» **EXERCISE DETAILS**: Each record must come back unchanged in your answer, stripped of its images.

····················

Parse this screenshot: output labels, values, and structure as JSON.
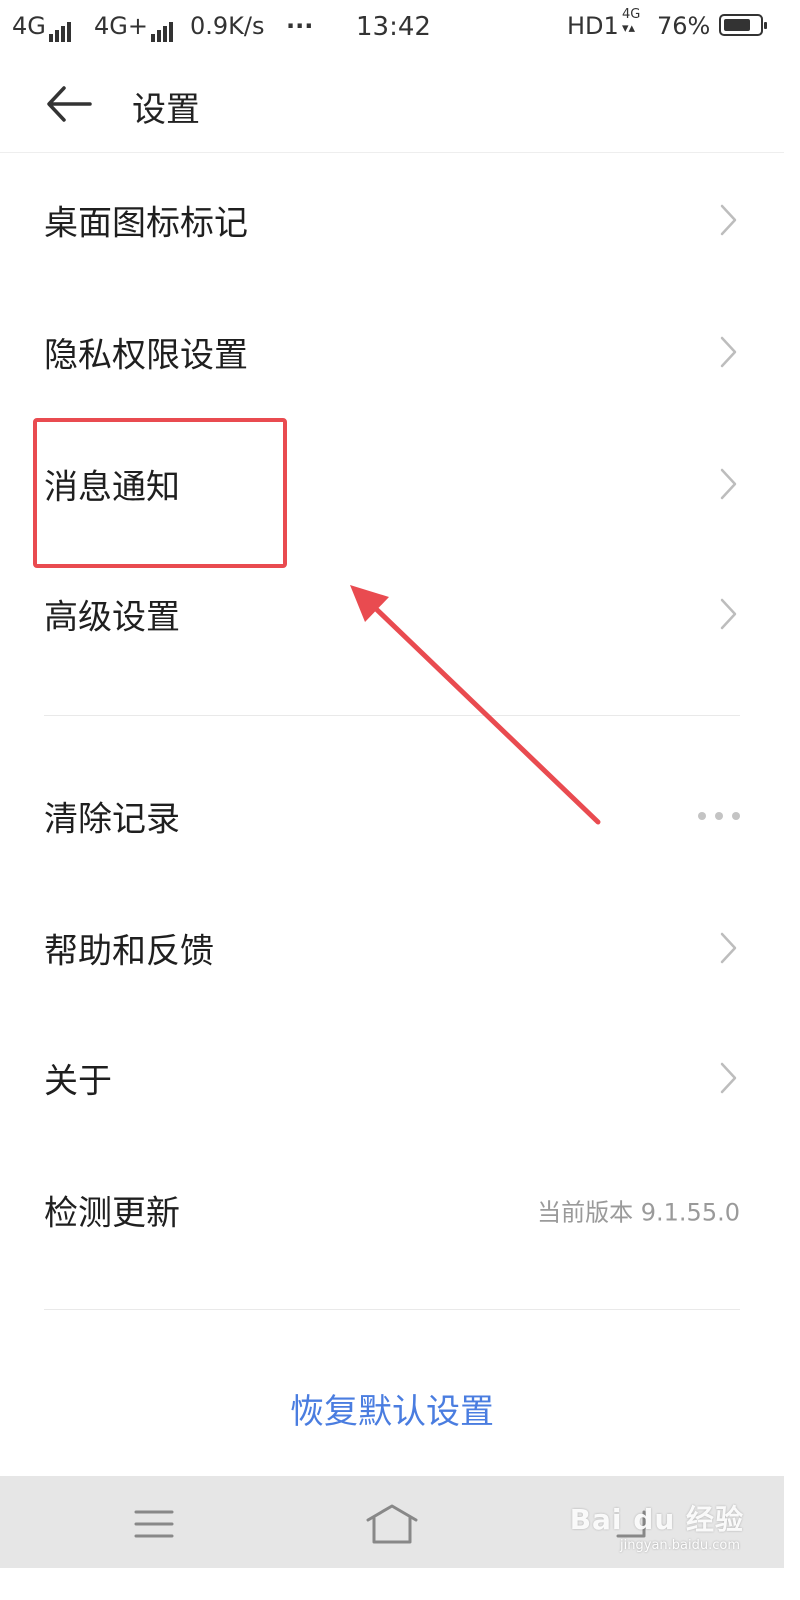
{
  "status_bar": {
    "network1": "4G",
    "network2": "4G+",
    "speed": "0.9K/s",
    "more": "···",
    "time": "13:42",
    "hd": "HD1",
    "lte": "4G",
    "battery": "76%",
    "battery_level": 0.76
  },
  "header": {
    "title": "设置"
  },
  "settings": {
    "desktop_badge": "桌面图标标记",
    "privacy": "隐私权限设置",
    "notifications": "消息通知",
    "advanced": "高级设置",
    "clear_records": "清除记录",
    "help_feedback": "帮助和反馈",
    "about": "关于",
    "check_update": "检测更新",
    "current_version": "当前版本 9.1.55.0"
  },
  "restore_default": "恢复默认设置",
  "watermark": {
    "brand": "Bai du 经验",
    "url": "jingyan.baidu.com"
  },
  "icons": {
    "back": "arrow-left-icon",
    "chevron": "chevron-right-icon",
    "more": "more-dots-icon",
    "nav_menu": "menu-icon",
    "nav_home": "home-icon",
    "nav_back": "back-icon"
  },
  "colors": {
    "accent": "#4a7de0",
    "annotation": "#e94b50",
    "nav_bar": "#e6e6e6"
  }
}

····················

» **OUTPUT FOR THIS TASK**:
Parse this screenshot: output labels, values, and structure as JSON.
{
  "status_bar": {
    "network1": "4G",
    "network2": "4G+",
    "speed": "0.9K/s",
    "more": "···",
    "time": "13:42",
    "hd": "HD1",
    "lte": "4G",
    "battery": "76%",
    "battery_level": 0.76
  },
  "header": {
    "title": "设置"
  },
  "settings": {
    "desktop_badge": "桌面图标标记",
    "privacy": "隐私权限设置",
    "notifications": "消息通知",
    "advanced": "高级设置",
    "clear_records": "清除记录",
    "help_feedback": "帮助和反馈",
    "about": "关于",
    "check_update": "检测更新",
    "current_version": "当前版本 9.1.55.0"
  },
  "restore_default": "恢复默认设置",
  "watermark": {
    "brand": "Bai du 经验",
    "url": "jingyan.baidu.com"
  },
  "icons": {
    "back": "arrow-left-icon",
    "chevron": "chevron-right-icon",
    "more": "more-dots-icon",
    "nav_menu": "menu-icon",
    "nav_home": "home-icon",
    "nav_back": "back-icon"
  },
  "colors": {
    "accent": "#4a7de0",
    "annotation": "#e94b50",
    "nav_bar": "#e6e6e6"
  }
}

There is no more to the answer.